Mortgage rates crept up this week as the Fed raised short term interest rates for the 11th time. The 30 year fixed interest rate mortgage went up to 5.88 percent from 5.84, according to a survey of national lenders this week. The 30 year fixed interest rate mortgage from this survey had 0.36 origination and discount points. The 15 year fixed interest rate mortgage crept up also, going from 5.44 percent to 5.5 percent. Adjustable rate mortgages (ARMs) also went higher, with the 5/1 adjustable rate mortgage (ARM) going from 5.4 percent to 5.46 percent. The average one year ARM crept higher to 4.9 percent from 4.87 percent.
Fixed mortgage interest rates have been doing their own thing in spite of actions taken by the Fed. There have been increases in short term interest rates totaling 2.75 percentage points since 2004, and the 30 year fixed interest mortgage loan rate has dropped nearly one half a percentage point. By raising interest rates this week, the government recognized the economic impact of Hurricane Katrina but stated the long term effect would be minimal.
The government is choosing to concentrate on battling inflation. They want to keep inflation low has to offset to the decline in government bond yields and mortgage rates over the past year. Mortgage interest rates are closely tied to yield rates on government Treasury securities. Mortgage interest rates have not been a problem for prospective homeowners as the 30 year fixed interest rate mortgage has been below 6 percent since April.
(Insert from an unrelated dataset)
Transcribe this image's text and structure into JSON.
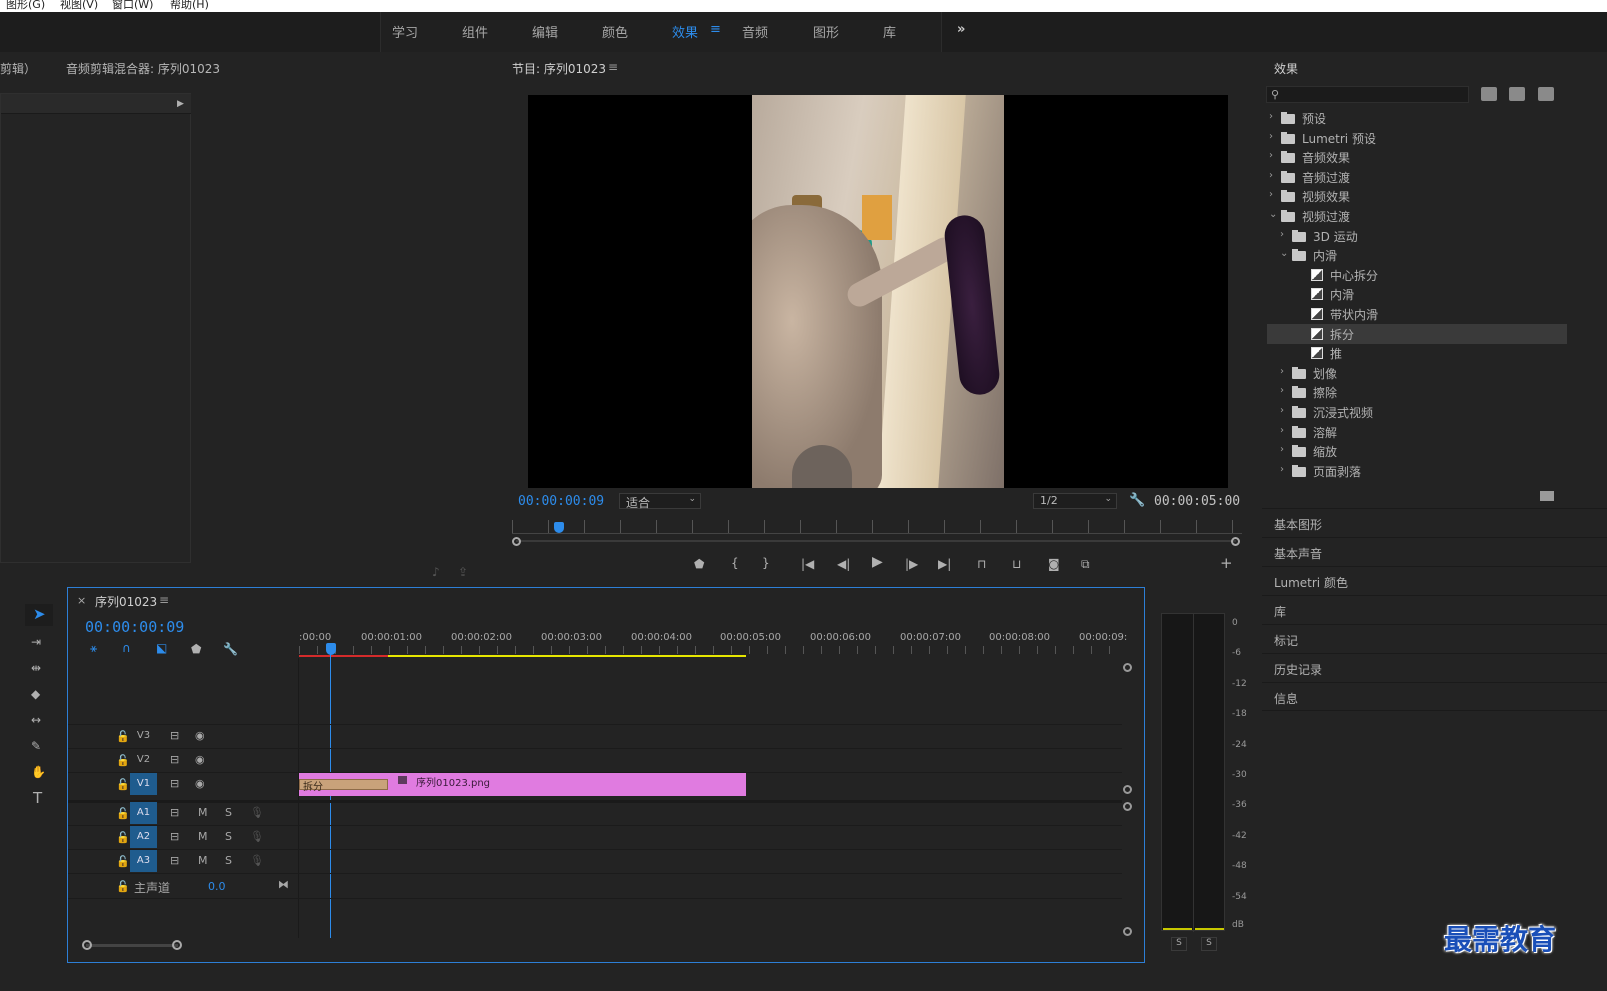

Many adjustable rate mortgages are raising their interest rates; lower fixed rates are still attractive for new home buyers and those refinancing their mortgages. With the 30 year fixed interest rate at 5.88 percent, now is the time to refinance if you have been putting this off.